■ **EXERCISE BRIEF**
Wherever the string "performance" turns up in the data, copy the whole line.
[Start of Attachment]
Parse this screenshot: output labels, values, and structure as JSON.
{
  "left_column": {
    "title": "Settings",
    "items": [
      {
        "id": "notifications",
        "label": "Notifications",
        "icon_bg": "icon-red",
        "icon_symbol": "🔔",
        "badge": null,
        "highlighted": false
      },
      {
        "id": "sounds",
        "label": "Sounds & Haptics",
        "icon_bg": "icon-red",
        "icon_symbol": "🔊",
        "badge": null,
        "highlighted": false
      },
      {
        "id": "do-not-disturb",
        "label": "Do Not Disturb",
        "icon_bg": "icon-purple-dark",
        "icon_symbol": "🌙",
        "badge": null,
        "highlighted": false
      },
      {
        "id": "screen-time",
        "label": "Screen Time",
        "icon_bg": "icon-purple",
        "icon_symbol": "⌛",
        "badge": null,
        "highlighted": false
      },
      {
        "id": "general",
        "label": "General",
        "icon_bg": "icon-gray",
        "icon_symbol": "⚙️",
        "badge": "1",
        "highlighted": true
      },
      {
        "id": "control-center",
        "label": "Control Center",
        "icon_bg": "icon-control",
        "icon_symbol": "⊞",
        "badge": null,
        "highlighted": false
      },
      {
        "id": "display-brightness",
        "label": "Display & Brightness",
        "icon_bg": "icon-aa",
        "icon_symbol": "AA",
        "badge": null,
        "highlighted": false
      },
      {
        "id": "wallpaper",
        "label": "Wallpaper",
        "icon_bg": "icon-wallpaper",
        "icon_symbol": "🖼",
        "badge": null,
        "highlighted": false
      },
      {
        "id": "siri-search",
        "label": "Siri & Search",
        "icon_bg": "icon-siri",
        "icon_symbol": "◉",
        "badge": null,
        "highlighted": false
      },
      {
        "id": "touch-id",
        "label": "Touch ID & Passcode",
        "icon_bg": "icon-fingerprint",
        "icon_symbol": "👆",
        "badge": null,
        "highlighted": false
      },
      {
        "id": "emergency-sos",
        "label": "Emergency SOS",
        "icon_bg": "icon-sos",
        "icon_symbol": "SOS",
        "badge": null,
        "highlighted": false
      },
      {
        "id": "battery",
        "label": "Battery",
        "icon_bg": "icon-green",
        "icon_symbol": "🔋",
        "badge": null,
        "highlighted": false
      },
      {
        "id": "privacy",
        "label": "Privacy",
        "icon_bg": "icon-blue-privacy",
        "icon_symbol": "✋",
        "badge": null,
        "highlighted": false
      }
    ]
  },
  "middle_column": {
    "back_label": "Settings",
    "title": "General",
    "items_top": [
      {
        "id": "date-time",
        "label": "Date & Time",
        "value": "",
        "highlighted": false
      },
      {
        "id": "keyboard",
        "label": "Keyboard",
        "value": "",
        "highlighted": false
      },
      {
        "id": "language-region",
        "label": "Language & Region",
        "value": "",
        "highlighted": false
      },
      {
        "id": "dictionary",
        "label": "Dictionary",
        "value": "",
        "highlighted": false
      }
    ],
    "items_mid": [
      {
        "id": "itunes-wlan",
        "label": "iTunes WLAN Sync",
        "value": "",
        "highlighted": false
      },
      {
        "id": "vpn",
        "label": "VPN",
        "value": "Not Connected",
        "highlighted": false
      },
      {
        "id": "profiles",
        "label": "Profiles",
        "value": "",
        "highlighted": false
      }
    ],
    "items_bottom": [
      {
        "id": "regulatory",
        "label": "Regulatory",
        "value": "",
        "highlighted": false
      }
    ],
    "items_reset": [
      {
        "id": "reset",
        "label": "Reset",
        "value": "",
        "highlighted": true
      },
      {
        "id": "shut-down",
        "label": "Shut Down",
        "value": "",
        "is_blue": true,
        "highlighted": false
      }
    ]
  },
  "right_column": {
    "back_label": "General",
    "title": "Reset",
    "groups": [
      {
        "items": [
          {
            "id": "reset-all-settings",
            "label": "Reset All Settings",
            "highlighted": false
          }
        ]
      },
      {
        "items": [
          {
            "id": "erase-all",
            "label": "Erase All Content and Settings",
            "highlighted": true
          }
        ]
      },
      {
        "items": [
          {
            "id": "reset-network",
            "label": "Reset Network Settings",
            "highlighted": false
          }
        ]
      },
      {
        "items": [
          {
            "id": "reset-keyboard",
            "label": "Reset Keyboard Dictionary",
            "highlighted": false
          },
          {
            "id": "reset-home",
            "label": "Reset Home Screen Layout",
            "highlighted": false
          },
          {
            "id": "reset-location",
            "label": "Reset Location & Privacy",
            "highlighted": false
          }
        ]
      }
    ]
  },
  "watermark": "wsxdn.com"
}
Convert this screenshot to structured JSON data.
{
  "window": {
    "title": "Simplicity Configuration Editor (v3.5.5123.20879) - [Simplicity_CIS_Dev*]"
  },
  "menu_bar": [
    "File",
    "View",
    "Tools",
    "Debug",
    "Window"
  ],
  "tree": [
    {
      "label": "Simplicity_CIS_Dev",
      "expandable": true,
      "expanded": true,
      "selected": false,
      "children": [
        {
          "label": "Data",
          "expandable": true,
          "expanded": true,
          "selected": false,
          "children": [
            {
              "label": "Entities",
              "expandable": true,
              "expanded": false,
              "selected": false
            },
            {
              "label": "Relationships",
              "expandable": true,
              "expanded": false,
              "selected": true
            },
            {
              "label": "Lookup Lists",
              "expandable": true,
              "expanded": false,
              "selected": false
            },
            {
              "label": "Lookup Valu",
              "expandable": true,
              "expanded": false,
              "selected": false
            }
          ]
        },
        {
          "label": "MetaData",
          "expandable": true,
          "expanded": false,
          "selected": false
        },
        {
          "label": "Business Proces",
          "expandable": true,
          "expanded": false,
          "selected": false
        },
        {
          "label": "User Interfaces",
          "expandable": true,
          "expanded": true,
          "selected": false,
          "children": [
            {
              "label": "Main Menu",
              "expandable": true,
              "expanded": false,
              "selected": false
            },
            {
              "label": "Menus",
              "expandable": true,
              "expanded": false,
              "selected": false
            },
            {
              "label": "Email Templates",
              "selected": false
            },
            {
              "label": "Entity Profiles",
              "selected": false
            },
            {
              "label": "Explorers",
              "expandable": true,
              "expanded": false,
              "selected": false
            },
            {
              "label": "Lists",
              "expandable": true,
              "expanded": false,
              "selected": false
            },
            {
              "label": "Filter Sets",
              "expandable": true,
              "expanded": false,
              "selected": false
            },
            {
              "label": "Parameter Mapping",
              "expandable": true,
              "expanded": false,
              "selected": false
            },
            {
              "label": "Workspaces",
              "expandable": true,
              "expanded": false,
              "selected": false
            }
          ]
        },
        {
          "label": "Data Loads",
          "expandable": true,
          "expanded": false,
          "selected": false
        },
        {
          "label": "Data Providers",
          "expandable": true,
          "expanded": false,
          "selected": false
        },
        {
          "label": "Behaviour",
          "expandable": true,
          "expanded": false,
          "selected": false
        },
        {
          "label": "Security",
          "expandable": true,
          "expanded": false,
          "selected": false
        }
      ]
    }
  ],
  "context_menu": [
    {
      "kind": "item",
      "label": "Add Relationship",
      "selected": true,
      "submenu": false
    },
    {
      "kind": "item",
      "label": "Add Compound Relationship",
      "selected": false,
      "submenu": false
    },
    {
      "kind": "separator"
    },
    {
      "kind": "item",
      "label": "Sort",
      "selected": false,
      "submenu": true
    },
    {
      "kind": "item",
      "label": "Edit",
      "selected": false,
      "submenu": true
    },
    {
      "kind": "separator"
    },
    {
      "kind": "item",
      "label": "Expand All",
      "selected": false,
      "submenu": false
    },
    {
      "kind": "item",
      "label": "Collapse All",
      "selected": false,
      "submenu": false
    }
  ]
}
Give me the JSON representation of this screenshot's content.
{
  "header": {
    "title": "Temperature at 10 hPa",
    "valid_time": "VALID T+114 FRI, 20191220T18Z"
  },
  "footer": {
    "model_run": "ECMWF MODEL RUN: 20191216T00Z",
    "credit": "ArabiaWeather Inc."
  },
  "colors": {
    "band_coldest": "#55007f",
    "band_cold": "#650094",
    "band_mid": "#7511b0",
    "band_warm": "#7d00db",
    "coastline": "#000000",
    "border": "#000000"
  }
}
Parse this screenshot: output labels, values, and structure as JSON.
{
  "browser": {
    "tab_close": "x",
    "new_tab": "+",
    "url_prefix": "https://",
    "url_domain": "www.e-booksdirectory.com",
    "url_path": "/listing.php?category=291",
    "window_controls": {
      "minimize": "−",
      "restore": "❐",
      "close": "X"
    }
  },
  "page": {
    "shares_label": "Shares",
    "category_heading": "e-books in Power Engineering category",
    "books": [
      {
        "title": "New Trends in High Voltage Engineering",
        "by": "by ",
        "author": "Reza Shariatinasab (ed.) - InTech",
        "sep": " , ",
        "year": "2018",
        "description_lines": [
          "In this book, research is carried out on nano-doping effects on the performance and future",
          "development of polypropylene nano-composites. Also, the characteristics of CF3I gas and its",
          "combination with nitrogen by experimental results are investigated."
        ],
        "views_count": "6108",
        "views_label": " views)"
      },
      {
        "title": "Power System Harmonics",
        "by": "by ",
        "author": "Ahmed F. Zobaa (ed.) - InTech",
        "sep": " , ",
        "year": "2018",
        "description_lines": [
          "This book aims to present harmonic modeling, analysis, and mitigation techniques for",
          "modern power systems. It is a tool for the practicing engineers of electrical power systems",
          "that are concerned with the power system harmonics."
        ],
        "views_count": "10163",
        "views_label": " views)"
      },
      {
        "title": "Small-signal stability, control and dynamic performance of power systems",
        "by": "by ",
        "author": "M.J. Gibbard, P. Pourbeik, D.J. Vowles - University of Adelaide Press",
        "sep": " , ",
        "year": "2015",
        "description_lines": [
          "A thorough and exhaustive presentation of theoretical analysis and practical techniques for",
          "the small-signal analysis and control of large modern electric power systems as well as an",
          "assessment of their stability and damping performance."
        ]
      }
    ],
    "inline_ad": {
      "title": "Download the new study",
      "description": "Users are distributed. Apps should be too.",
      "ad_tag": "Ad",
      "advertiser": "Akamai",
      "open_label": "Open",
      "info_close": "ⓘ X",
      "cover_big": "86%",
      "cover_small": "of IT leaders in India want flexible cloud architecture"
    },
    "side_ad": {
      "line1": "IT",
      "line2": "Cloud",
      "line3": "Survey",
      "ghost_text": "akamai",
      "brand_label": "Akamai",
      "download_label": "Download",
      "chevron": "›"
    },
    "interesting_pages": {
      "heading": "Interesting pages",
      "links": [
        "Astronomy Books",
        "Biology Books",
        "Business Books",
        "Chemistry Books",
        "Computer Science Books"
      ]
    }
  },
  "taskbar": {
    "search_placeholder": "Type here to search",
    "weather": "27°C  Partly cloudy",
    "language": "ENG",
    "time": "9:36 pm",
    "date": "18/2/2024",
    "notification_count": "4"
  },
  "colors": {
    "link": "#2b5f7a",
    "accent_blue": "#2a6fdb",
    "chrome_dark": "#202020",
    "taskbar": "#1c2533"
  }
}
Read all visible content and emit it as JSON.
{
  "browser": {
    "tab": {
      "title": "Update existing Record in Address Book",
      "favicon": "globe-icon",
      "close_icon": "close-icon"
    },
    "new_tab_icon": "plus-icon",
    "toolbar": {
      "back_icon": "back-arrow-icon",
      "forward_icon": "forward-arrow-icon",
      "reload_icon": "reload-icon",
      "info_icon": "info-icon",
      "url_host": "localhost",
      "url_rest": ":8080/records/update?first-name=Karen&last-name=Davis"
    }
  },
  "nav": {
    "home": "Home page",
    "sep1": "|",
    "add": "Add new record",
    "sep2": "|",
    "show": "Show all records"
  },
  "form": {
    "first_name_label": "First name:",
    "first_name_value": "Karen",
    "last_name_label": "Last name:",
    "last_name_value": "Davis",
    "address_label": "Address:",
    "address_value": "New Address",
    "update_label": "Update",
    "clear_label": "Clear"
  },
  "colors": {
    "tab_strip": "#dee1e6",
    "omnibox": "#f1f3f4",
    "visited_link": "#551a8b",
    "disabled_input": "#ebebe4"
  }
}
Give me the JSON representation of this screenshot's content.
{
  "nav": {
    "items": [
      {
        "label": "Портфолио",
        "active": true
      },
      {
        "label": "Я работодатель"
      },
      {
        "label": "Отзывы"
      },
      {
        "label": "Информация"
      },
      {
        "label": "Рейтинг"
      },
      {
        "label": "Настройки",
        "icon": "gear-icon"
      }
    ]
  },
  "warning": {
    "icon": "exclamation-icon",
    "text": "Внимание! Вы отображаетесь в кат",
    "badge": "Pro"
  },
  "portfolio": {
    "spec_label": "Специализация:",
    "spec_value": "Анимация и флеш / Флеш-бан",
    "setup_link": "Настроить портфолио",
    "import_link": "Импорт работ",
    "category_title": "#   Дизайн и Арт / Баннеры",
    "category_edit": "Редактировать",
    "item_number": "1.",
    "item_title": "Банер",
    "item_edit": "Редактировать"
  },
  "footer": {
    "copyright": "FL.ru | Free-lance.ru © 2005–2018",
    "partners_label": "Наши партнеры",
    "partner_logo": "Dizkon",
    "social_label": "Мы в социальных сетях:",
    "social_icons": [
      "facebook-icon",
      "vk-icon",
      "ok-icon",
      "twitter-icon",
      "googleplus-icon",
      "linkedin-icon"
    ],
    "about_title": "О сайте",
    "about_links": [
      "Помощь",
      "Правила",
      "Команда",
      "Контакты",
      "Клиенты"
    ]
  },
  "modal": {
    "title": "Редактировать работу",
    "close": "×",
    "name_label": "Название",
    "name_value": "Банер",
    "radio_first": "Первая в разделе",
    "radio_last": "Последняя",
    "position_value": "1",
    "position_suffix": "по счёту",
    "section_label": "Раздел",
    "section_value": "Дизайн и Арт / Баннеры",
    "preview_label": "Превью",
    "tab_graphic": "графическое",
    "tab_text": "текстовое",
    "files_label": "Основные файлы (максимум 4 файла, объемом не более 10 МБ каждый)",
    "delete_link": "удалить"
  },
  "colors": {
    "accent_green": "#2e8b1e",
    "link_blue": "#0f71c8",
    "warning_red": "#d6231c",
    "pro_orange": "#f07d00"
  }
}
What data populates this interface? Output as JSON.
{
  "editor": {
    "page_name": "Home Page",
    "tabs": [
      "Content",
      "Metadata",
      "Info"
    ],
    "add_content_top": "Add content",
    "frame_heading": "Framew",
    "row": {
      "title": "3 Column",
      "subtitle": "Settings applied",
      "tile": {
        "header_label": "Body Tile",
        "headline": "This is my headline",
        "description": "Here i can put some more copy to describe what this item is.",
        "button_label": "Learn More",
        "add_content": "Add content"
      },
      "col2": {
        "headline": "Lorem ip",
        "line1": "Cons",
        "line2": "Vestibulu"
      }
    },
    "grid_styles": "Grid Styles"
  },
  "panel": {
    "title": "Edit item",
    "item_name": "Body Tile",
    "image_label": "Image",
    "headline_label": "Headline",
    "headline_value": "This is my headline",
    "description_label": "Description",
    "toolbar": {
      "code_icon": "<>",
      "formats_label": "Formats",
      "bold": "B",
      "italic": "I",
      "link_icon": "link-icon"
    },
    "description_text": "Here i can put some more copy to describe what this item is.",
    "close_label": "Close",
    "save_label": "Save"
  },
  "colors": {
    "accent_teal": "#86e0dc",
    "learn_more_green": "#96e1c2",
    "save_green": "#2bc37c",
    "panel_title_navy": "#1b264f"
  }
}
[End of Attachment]
■ **TASK RESULT**
          "In this book, research is carried out on nano-doping effects on the performance and future",
        "title": "Small-signal stability, control and dynamic performance of power systems",
          "assessment of their stability and damping performance."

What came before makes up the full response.